Link to this page: http://www.socialistparty.org.uk/issue/216/9147
State organised butchery
"YOU CAN'T defend the action of the police in shooting and killing someone," said Peter Hain, minister for European Affairs.
Yet Tony Blair did just that.
While Hain condemned the Italian police's "excessive reaction", Blair backed their actions.
Even Berlusconi, the Italian prime minister, tried to distance himself from the raid on the media centre of the Genoa Social Forum (GSF), saying he didn't know it was going to be attacked.
One eye-witness called this raid "authorised butchery". 200 police stormed a school which was also used as a dormitory. GSF volunteers and sleeping protesters were brutally battered, splattering walls and floors with blood.
61 were injured. 93 people were arrested, including victims carried out on stretchers. The police also smashed computers and destroyed or seized all evidence of police brutality from the previous two days.
The level of repression against demonstrators has escalated with each anti-capitalist protest.
In Gothenburg, live ammunition was deployed against protesters for the first time in Sweden since 1931, wounding three.
In Genoa, 20,000 Italian Carabinieri used tanks, tear gas, water cannon, clubs, and plastic, rubber and live bullets killing one person and injuring hundreds.
These protests have shaken the representatives of global capitalism. It's not a small minority of violent protesters they fear, but radicalised young people linking up with workers against the system.
With the capitalist world economy on the verge of recession, protests will increase.
Excessive state violence is being used to try and deter and criminalise all anti-capitalist protesters.
There is mounting evidence of state collusion with the "black bloc" in Genoa and use of provocateurs.
A Catholic priest saw 'anarchists' getting out of a police van. Others saw 'men in black' in police stations and undercover agents throwing Molotov cocktails. CWI members witnessed black-clad men standing beside the police.
A London Evening Standard journalist saw a plainclothes police officer disguised as a journalist fire a gun in the air: this police tactic could put journalists at risk.
On the Friday while some protesters were smashing and looting, police sat and watched.

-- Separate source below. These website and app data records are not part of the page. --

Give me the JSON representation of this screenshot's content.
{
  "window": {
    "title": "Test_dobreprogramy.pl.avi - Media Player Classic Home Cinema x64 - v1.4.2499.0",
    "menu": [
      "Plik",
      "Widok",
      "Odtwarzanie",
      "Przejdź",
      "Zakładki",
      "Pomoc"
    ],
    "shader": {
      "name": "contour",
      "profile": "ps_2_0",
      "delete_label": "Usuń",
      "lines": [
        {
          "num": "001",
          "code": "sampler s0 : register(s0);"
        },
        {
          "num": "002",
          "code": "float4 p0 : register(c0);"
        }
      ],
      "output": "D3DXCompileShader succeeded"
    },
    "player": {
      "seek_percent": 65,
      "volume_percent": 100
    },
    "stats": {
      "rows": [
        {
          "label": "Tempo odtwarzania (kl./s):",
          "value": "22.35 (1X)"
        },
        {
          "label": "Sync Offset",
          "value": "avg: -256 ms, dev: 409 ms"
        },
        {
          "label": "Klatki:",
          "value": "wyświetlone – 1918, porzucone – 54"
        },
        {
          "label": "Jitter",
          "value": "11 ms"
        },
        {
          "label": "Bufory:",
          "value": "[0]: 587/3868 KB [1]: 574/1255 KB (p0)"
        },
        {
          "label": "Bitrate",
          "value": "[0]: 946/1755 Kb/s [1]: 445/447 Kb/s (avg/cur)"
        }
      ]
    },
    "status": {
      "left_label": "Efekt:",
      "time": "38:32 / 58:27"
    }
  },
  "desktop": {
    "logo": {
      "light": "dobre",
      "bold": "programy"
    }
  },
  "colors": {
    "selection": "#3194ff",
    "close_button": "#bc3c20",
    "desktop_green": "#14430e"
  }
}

When Carlo Giuliani's police killer was "trapped" in a police van, other police vehicles were parked less than 30 metres away.
In The Socialist 27 July 2001: